(INPUT RECORDS Opens)

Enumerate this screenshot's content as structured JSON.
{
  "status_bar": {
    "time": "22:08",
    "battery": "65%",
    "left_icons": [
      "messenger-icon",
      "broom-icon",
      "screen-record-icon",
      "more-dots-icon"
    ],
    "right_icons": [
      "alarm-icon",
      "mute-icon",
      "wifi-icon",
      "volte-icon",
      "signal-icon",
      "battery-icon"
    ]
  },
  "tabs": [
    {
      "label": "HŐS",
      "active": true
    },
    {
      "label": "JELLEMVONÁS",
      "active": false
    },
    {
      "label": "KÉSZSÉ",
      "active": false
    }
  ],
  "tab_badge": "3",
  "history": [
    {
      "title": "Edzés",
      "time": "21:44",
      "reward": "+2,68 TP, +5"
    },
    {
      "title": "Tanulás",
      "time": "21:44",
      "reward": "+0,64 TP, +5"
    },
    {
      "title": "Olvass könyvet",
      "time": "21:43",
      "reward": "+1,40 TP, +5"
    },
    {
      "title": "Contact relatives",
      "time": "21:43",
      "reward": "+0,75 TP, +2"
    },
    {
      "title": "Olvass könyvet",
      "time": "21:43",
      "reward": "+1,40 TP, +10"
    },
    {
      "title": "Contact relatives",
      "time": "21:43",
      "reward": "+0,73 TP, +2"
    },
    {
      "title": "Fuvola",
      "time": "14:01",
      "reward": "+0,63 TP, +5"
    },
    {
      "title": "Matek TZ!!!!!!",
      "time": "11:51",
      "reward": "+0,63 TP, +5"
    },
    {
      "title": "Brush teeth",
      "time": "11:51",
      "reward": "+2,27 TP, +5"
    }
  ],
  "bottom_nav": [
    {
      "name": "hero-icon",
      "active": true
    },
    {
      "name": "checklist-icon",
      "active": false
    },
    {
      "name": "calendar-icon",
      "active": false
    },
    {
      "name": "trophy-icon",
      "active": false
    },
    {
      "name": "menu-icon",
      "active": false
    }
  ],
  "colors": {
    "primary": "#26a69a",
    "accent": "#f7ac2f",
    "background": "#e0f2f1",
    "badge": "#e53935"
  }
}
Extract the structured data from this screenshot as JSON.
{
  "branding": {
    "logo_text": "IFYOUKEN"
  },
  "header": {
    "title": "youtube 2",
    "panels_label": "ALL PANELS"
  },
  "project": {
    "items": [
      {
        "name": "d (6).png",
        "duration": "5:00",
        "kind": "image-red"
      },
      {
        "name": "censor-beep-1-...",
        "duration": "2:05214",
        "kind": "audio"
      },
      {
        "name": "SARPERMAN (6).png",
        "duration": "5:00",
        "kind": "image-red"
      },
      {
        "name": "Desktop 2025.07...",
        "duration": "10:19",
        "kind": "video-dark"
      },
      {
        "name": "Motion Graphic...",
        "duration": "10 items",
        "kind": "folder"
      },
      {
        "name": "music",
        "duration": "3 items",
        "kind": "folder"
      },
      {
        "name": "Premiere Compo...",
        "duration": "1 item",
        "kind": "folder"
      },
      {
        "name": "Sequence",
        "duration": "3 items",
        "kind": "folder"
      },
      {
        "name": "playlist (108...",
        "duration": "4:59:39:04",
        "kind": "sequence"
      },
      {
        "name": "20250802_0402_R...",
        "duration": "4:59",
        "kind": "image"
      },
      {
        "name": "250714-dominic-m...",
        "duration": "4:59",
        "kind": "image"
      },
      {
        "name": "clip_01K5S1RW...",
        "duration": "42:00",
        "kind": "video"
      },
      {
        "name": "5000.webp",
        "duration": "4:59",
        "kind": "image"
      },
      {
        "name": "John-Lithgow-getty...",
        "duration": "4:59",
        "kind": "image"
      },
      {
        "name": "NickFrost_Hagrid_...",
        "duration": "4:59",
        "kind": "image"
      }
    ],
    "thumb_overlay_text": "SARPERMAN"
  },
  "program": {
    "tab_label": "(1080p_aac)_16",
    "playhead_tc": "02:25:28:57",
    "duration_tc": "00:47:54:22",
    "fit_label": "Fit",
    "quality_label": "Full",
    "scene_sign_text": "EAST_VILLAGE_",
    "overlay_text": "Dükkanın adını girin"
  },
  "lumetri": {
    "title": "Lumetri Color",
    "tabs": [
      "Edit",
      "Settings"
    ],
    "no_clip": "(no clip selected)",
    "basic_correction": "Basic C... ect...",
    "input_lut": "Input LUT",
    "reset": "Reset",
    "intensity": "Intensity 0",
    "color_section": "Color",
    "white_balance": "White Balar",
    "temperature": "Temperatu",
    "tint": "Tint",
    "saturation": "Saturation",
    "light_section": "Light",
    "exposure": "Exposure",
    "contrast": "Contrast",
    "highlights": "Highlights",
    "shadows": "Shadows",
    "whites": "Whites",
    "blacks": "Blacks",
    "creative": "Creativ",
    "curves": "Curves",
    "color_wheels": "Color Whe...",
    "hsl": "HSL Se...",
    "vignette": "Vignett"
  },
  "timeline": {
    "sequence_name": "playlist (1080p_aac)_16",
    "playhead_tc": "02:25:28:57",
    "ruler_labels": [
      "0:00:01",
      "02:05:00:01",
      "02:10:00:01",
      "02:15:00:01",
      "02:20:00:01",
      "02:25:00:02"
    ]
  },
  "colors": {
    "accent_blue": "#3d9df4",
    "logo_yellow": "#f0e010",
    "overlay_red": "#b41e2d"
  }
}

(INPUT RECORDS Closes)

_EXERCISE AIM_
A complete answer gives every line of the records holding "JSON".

_COMPLETED EXERCISE_
Enumerate this screenshot's content as structured JSON.
Extract the structured data from this screenshot as JSON.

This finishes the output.